Buffon issues emotional appeal to Italy's fans
Clearly angered with his treatment from the Italian media after being linked to a match-fixing scandal, Italy goalkeeper Gianluigi Buffon has made an emotional appeal to fans ahead of the team's European Championship opener against Spain on Sunday.
Reports surfaced last week regarding large payments from Buffon to the owner of a tobacco shop that is also a betting parlor. The Italy captain has not been placed under investigation and is not accused of any wrongdoing, but the revelations still shook the Azzurri camp.
Since arriving in Poland, Buffon has not spoken with the media. Instead, he took his message directly to the fans on Friday.
''Your support and affection will be decisive and it would be the strongest signal against those who want to separate us and create divisions between us and you,'' Buffon wrote on his Facebook page. ''Start thinking with your own head, people, don't be fooled by those whose job it is to stir up trouble! We're ready to battle, with you by our sides.''
The reports about Buffon concluded a week that had already seen police arrive at Italy's training camp to notify defender Domenico Criscito that he was under investigation for match-fixing. Criscito was then cut from Italy's squad.
Antonio Conte, Buffon's coach at Juventus, was also placed under investigation, as was Juventus defender Leonardo Bonucci, who is still in Italy's squad.
The Azzurri won the 2006 World Cup amid a similar match-fixing scandal. Buffon played a key role in that victory and he would do anything for a repeat.
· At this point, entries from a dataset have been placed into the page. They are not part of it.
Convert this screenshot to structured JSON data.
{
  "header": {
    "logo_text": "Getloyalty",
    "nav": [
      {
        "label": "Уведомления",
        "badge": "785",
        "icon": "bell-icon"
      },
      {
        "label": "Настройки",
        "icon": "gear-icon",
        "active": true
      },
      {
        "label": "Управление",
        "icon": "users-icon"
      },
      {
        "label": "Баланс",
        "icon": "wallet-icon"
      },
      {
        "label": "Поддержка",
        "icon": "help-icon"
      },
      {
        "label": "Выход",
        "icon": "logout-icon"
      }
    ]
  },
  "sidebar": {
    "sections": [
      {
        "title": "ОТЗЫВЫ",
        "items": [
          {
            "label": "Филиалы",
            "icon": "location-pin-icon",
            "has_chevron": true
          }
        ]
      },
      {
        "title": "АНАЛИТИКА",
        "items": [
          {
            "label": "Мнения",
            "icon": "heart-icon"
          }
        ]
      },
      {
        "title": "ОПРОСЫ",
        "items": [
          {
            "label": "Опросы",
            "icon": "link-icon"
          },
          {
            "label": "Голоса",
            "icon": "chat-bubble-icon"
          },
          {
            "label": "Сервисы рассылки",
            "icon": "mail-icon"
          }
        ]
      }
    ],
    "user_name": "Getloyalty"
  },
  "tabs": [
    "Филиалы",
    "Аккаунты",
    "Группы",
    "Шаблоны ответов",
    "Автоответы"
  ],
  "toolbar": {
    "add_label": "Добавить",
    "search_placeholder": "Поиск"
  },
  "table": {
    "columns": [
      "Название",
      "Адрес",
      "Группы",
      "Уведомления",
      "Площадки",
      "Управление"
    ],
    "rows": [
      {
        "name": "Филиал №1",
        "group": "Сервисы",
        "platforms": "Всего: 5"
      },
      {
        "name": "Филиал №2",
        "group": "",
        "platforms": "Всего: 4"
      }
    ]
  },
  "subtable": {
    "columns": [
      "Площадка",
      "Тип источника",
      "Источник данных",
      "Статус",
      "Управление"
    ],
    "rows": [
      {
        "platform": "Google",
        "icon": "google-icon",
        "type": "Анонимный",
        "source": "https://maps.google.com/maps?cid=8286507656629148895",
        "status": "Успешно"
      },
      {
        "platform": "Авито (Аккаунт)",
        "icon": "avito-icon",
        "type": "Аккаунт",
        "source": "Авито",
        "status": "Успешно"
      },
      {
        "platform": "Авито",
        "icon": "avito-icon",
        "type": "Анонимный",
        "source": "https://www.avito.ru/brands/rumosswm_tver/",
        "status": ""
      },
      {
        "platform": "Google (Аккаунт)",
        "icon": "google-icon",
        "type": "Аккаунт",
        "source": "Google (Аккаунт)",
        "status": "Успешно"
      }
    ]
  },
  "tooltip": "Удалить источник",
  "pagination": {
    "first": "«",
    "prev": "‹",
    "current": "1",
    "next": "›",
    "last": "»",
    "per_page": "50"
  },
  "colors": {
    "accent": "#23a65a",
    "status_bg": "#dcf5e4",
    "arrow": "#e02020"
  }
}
''I would trade two-three years of my life to get back to where we all dream about, where we all want to arrive, to see Italy celebrating again, to see people with pride in their national team,'' Buffon said on Facebook, where he has 1.32 million fans and counting.
When Juventus won the Serie A last month for its first title since being at the heart of the 2006 scandal, Buffon called it his biggest joy after the World Cup title. But the goalkeeper also faced adversity when he committed an unlikely blunder that gave 10-man Lecce a late equalizer in a 1-1 draw three rounds from the end that let AC Milan pull to within one point.
Now, he acknowledges nervousness about facing defending European and world champion Spain.
''I have (a) bit of fear and curiosity about our match, and that's normal,'' Buffon said. ''It's like preparing for an exam after two years of work. And every exam contains difficulties and adversity. It's important to have studied, but the most important thing is keeping your emotions under control and having the right physical and mental approach.''
Midfielder Daniele De Rossi put Buffon's appeal in context.
''I think he's just calling attention to the start of a big tournament,'' De Rossi said. ''Six years ago, fans celebrated at the end but a month before, the atmosphere was really similar. Now, every day we read one page about the national team and another about the (match-fixing) trial.
''Our colleagues and people close to us are involved,'' De Rossi added. ''But the national team needs to be respected. A lot of people are not involved in this story.''
Eighth-ranked Croatia and Giovanni Trapattoni's Ireland are also in Group C with Italy and Spain.